"What a kid I got. I told him about the birds and the bees, and he told me about the butcher and my wife." —Rodney Dangerfield
Everyone who cringed when Dr. Ruth Westheimer would describe sexy things you could do in the bedroom (and elsewhere), please raise your hand. Yep, we're with you. The idea of new techniques, new roles, or new underwear as the cure for decreased interest or potential infidelity tends to turn folks off—particularly when the good doctor with the odd accent is explaining it in lurid detail.
Yet Dr. Ruth's advice held great truths, in regard to not only sexual relationships but also brand loyalty: "Ven he seems to be less interested, do something crazy. Ask him vhat he vants and then give it to him. If you don't, someone else vill."
We'll concede that marketers outside of Victoria's Secret don't usually introduce new products in this way. But many do think of new product development as sexy. And so do your customers. In fact, so many similarities exist that we're going to have trouble writing this article without double entendres.
All too often, relationships degenerate into a means for merely handling problems as they happen. And you do have to do that. But how much better would it be if you resolved all problems with a smile—and also actually gave customers something they wanted (sometimes before they even knew they wanted it)?
This may qualify as the ultimate form of providing service, and that, of course, is what introducing a successful new product does. You satisfy (an often inchoate) customer need. That benefits you as well as them, since it gives you a greater share of your customers' hearts and wallets.
Almost all your customers are cheating on you. They are not giving you all of their attention. Their eyes, like their wallets, are wandering. They are spending at least part of their budget on someone else, purchasing a certain percentage of their needs from your competitors. If they can't get what they want from you, they will find it elsewhere.
New products have sex appeal. They allow you to get a greater share of your customers' attention. That is a very good thing for two reasons.
First, your sales and earnings increase. Customers are buying more from you. Second, if they are getting more from you, they are getting less from your competition. The result: You're more satisfied, and your competitors are less satisfied. That means your market share is increasing.
So, by offering sexy new things, you give your customers less of a reason to "cheat," because you offer them the opportunity to get what they are looking for from you. You gain more loyalty this way. And you get more frequency of, uh, purchase.
And that is no small point.
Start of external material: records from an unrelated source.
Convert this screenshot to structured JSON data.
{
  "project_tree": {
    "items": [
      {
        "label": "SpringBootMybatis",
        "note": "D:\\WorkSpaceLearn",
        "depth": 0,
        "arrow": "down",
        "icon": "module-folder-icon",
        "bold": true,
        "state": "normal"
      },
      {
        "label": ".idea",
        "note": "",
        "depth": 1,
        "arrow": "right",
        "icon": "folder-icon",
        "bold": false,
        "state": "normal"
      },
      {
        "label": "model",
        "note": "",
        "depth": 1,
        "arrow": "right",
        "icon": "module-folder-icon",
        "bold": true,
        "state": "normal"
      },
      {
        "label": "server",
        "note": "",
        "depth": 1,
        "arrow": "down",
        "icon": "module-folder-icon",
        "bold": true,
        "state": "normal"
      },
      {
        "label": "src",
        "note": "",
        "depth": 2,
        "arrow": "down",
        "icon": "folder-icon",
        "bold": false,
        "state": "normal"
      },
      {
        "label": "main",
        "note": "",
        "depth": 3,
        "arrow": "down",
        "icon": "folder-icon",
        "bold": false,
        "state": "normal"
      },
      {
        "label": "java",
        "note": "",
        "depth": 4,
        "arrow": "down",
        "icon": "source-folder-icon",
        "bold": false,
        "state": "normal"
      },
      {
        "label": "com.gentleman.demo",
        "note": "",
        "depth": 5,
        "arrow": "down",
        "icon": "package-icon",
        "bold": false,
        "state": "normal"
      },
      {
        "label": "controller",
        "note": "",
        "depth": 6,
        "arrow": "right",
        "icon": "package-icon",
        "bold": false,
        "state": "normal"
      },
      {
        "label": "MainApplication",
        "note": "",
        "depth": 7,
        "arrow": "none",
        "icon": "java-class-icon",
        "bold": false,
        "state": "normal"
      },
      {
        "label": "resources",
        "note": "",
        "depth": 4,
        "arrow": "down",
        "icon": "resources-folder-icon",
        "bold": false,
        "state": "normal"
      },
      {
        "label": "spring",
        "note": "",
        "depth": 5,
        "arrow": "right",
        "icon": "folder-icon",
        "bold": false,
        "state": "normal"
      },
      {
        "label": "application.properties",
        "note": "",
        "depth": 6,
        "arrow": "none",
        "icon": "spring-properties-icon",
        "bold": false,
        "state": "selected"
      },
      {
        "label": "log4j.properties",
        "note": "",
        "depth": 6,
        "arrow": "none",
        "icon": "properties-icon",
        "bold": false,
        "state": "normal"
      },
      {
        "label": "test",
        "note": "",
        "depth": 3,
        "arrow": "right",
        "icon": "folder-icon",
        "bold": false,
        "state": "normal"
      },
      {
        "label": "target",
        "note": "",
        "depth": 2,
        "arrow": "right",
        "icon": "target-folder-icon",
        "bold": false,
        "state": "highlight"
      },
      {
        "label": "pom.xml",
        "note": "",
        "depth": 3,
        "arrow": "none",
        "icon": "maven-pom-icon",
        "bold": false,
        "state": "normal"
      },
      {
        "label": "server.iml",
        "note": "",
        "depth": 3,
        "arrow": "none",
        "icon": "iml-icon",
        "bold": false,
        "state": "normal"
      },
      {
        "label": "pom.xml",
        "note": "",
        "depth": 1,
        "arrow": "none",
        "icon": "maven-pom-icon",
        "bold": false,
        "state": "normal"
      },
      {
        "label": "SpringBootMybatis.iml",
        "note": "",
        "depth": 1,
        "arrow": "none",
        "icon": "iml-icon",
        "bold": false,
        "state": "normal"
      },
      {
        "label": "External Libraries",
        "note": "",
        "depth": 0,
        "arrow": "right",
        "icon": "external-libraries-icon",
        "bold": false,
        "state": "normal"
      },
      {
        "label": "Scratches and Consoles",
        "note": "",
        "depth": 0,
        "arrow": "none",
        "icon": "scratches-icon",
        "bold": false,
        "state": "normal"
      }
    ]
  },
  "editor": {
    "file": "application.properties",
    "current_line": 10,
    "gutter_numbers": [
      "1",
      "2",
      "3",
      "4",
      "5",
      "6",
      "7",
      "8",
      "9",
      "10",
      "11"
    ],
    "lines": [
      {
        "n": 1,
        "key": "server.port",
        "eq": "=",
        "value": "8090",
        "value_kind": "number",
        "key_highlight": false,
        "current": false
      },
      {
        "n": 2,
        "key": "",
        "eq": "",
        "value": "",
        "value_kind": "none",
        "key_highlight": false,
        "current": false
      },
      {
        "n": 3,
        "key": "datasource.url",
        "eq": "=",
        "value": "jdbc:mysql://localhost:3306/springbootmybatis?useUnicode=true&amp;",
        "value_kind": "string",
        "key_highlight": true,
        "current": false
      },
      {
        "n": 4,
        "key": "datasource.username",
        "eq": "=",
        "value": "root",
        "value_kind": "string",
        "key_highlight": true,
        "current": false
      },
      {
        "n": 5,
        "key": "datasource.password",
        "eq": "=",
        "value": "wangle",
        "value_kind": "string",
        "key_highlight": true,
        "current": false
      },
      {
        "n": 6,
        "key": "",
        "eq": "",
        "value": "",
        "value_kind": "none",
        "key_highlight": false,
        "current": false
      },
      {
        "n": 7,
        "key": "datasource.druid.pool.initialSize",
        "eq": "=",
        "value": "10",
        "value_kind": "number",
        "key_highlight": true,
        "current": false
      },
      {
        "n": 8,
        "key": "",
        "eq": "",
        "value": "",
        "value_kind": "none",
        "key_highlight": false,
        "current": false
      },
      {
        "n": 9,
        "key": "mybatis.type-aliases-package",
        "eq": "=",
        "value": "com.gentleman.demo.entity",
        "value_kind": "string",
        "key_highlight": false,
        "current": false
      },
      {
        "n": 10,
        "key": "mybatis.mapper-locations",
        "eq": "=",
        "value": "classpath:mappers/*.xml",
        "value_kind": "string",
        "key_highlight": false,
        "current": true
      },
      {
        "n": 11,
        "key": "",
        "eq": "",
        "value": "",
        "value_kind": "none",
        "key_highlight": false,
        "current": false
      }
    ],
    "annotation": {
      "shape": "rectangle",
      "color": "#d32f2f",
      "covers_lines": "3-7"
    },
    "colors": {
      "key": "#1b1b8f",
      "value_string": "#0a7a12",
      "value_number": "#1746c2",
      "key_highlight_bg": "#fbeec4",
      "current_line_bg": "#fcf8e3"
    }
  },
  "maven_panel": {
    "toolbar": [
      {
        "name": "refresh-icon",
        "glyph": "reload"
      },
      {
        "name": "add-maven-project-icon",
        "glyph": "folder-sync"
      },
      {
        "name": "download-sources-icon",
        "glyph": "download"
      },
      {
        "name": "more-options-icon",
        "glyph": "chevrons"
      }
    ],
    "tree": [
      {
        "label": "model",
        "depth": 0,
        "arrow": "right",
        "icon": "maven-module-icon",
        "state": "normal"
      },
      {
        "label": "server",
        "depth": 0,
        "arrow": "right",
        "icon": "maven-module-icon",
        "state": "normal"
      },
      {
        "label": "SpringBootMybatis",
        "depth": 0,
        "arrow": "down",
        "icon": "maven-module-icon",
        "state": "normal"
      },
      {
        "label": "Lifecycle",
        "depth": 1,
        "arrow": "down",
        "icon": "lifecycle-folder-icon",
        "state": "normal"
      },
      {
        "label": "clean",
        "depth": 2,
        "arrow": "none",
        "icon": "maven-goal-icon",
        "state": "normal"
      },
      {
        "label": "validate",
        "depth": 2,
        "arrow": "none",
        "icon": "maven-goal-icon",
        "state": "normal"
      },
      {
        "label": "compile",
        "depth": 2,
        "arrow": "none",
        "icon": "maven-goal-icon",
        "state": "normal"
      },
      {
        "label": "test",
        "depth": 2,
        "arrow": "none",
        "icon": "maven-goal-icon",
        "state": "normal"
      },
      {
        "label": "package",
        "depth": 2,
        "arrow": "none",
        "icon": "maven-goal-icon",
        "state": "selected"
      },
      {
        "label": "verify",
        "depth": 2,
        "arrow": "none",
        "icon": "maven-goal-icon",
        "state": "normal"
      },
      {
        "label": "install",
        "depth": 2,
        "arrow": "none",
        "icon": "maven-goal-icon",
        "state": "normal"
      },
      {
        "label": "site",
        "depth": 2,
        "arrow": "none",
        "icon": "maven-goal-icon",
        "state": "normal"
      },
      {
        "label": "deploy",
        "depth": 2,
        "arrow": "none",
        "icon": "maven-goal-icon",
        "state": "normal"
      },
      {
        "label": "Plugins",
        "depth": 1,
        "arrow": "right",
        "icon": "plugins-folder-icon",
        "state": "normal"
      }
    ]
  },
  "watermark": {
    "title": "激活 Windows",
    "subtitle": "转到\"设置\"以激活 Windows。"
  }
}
Everybody's customer base is in a steady state of decline. It's like skin cells. Left to its own devices, your skin would slowly—but relentlessly—wither away and die, because you lose skin cells every day. Sadly, we would grow wrinkled and less attractive. If not for the constant regeneration of skin cells programmed into our DNA, this would happen much more quickly. Yikes!
It is the same with marketing. Left to their own devices, all brands would eventually die off, because our products and services are steadily losing customer appeal every day. The reasons:
The customers literally die;
A certain number of them are going to grow dissatisfied with what we are offering them, either because our quality diminishes or their needs change. (They started using our product in their 20s, before having kids and worrying about their weight. Now they have matured and our product no longer seems very relevant, so they go searching for something else.);
They grow bored;
They turn their attention to another brand that promises to meet their needs better.
So at the very least, you need to introduce new products successfully in order to replace the customers you are going to lose as a matter of course due to death, lack of interest, or the allure of other products.
Innovate Against Decline
Here's the point: If you can innovate—be it by improving your customers' existing experience or coming up with a new one—you can slow, if not eliminate altogether, the natural attrition that occurs as your customers' needs change over time. You can keep them from having to go someplace else.
You are a great partner indeed.
Back to Dr. Ruth. The most charming thing about her is that she talked openly about the stuff that for years had remained taboo. She made it O.K. to try new things and often insisted that a good relationship meant listening for (and she didn't put it this way but we will) your customer's needs and then delivering on those needs passionately and creatively. She made the point that just doing what was expected and what everyone else was doing added up to a recipe for relationship disaster.
We think Dr. Ruth would make a great chief innovation officer.